It’s what we’ve been waiting for here at Newscripts: “Project Runway” with a science twist. Earlier this month, the Discovery Channel aired the pilot of “The Big Brain Theory: Pure Genius,” a reality competition show featuring 10 geeky contestants competing for $50,000 and a one-year job contract at the design and engineering firm WET.
Contestants get 30 minutes to design a solution to a made-for-TV engineering problem. Then the judges—Mark Fuller, chief executive officer of WET, and Christine Gulbranson, a renewable energy innovator—choose their favorite two ideas. The contestants who dreamed up the preferred solutions get to pick their teams, playground style.
In the pilot, the teams have to prevent two trucks with explosive cargo from blowing up on impact as they race toward each other at 35 mph.
Both teams’ designs fail, resulting in a massive explosion and the elimination of one of the team leaders. But don’t be fooled, the contestants are smarty-pants: The show touts their occupations (rocket scientist, product design consultant, robotics Ph.D. student) and IQs.
“The series features some of the greatest young minds in America,” according to host Kal Penn. “There is a lot at stake within the show itself, and in terms of what it signifies.” Penn, known for playing a nonbrainy pothead in the “Harold and Kumar” movies, is a former associate director of public engagement for the White House and the son of an engineer.
What may be at stake is the public’s perception of science as fun, competitive yet collaborative, and downright cool. If this group keeps failing at challenges and accidentally blowing things up, they may well succeed.
The stars of the Discovery show represent geographic and racial diversity, but of the 10 contestants, only two are women. Encouraging girls to enter science is an ongoing challenge that may start long before their first math or science class.
Earlier this month, British retail giant Tesco stood by its decision to label a kiddie chemistry set a boys’ toy, explaining via Twitter that its designation was determined by shopping habits. It has since backtracked after receiving criticism from consumers and gender equality groups.
Online advocacy group Let Toys Be Toys cried foul on Twitter, saying that if schools took a Tesco approach, teachers wouldn’t bother teaching science to girls. After an onslaught of criticism, Tesco admitted its choice was “incorrect.”
Boots, a British drug store chain, came under similar fire last month when consumers complained about placing all Science Museum-brand toys in its boys’ toy section of its stores and website. Girls’ toy shelves included a tea set, princess kit, and Hello Kitty beader.
Boots has since removed its gender-specific labels and responded to accusations of sexism in a statement, saying placement was meant to help shoppers and that the company has “always been proud of supporting women in science and in particular in their careers in pharmacy.”
Let Toys Be Toys’ initial criticism of Tesco was that it labeled the Action Science Chemistry Set as a boys’ toy and the Hotpoint Toy Cooker a girls’ toy.
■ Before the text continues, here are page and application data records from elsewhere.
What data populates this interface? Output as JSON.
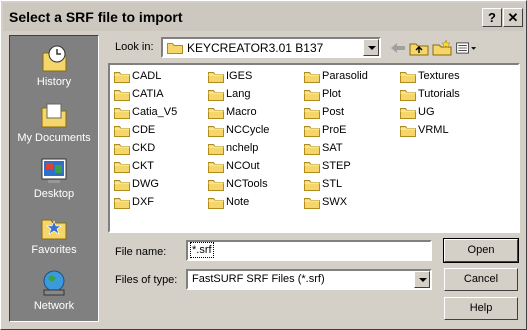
{
  "dialog": {
    "title": "Select a SRF file to import"
  },
  "titlebar": {
    "help_label": "?",
    "close_label": "✕"
  },
  "places": [
    {
      "label": "History",
      "icon": "history-icon"
    },
    {
      "label": "My Documents",
      "icon": "my-documents-icon"
    },
    {
      "label": "Desktop",
      "icon": "desktop-icon"
    },
    {
      "label": "Favorites",
      "icon": "favorites-icon"
    },
    {
      "label": "Network",
      "icon": "network-icon"
    }
  ],
  "lookin": {
    "label": "Look in:",
    "value": "KEYCREATOR3.01 B137"
  },
  "files": {
    "col1": [
      "CADL",
      "CATIA",
      "Catia_V5",
      "CDE",
      "CKD",
      "CKT",
      "DWG",
      "DXF"
    ],
    "col2": [
      "IGES",
      "Lang",
      "Macro",
      "NCCycle",
      "nchelp",
      "NCOut",
      "NCTools",
      "Note"
    ],
    "col3": [
      "Parasolid",
      "Plot",
      "Post",
      "ProE",
      "SAT",
      "STEP",
      "STL",
      "SWX"
    ],
    "col4": [
      "Textures",
      "Tutorials",
      "UG",
      "VRML"
    ]
  },
  "filename": {
    "label": "File name:",
    "value": "*.srf"
  },
  "filetype": {
    "label": "Files of type:",
    "value": "FastSURF SRF Files (*.srf)"
  },
  "buttons": {
    "open": "Open",
    "cancel": "Cancel",
    "help": "Help"
  },
  "colors": {
    "folder": "#f5d66a",
    "folder_edge": "#b08c1c",
    "panel": "#808080",
    "face": "#d4d0c8"
  }
}
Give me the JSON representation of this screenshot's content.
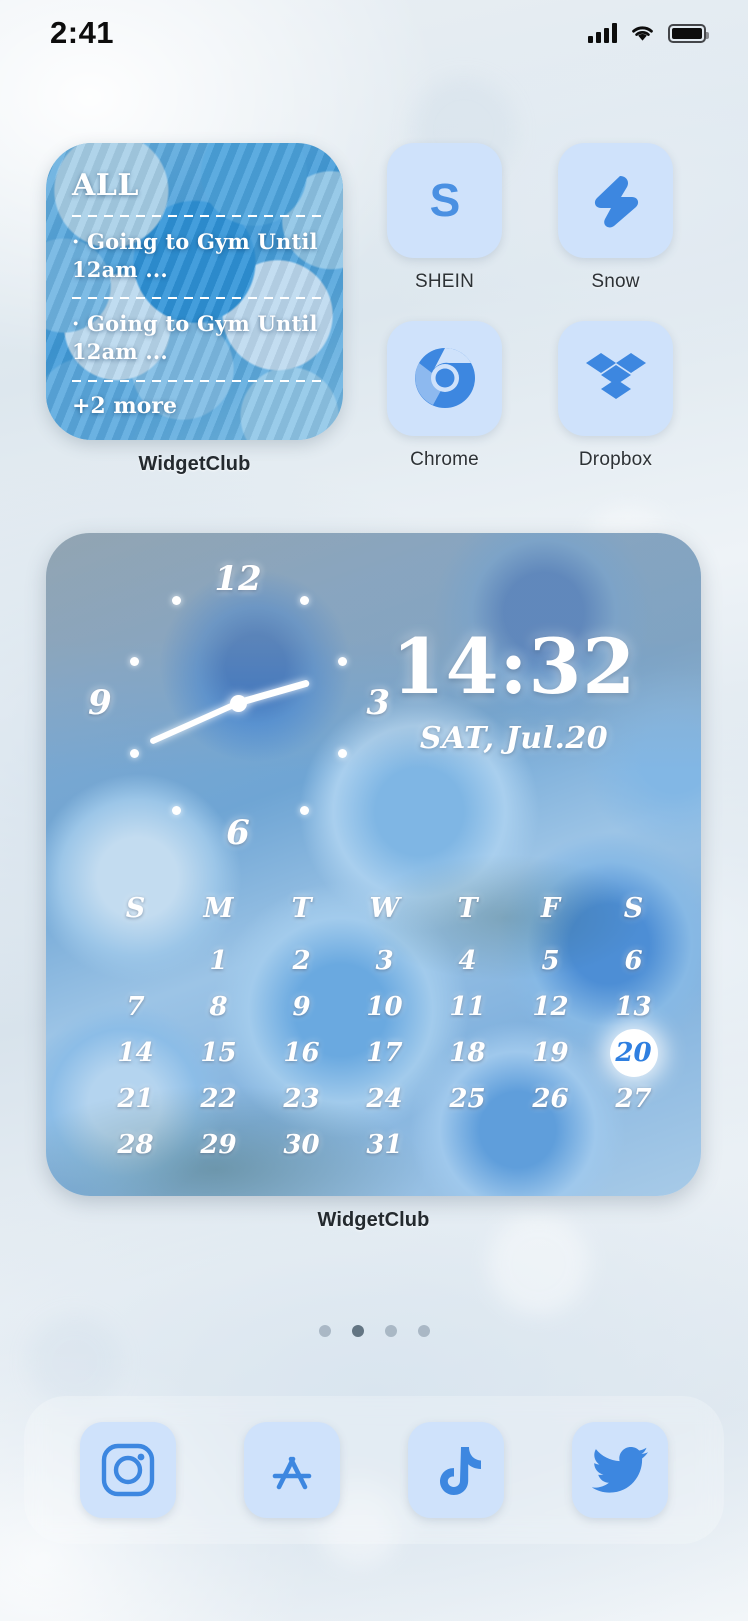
{
  "status_bar": {
    "time": "2:41",
    "signal_icon": "cellular-bars-icon",
    "wifi_icon": "wifi-icon",
    "battery_icon": "battery-full-icon"
  },
  "reminder_widget": {
    "title": "ALL",
    "items": [
      "· Going to Gym Until 12am ...",
      "· Going to Gym Until 12am ..."
    ],
    "more": "+2 more",
    "label": "WidgetClub"
  },
  "apps": [
    {
      "name": "SHEIN",
      "icon": "shein-letter-s-icon"
    },
    {
      "name": "Snow",
      "icon": "snow-lightning-bolt-icon"
    },
    {
      "name": "Chrome",
      "icon": "chrome-icon"
    },
    {
      "name": "Dropbox",
      "icon": "dropbox-icon"
    }
  ],
  "clock_widget": {
    "label": "WidgetClub",
    "analog": {
      "numerals": [
        "12",
        "3",
        "6",
        "9"
      ],
      "hour_angle": 74,
      "minute_angle": -114
    },
    "digital_time": "14:32",
    "digital_date": "SAT, Jul.20",
    "calendar": {
      "weekdays": [
        "S",
        "M",
        "T",
        "W",
        "T",
        "F",
        "S"
      ],
      "weeks": [
        [
          "",
          "1",
          "2",
          "3",
          "4",
          "5",
          "6"
        ],
        [
          "7",
          "8",
          "9",
          "10",
          "11",
          "12",
          "13"
        ],
        [
          "14",
          "15",
          "16",
          "17",
          "18",
          "19",
          "20"
        ],
        [
          "21",
          "22",
          "23",
          "24",
          "25",
          "26",
          "27"
        ],
        [
          "28",
          "29",
          "30",
          "31",
          "",
          "",
          ""
        ]
      ],
      "today": "20"
    }
  },
  "page_dots": {
    "count": 4,
    "active_index": 1
  },
  "dock": [
    {
      "name": "Instagram",
      "icon": "instagram-icon"
    },
    {
      "name": "App Store",
      "icon": "app-store-icon"
    },
    {
      "name": "TikTok",
      "icon": "tiktok-icon"
    },
    {
      "name": "Twitter",
      "icon": "twitter-bird-icon"
    }
  ],
  "colors": {
    "tile_bg": "#cfe2fb",
    "icon_blue": "#4a90e2",
    "today_blue": "#2f7fe0"
  }
}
At C&EN’s press time, Tesco’s website had changed the label for the chemistry set and other science toys to read “unisex.” Meanwhile, the toy cooker and a play laundry set continue to be labeled as girls’ toys.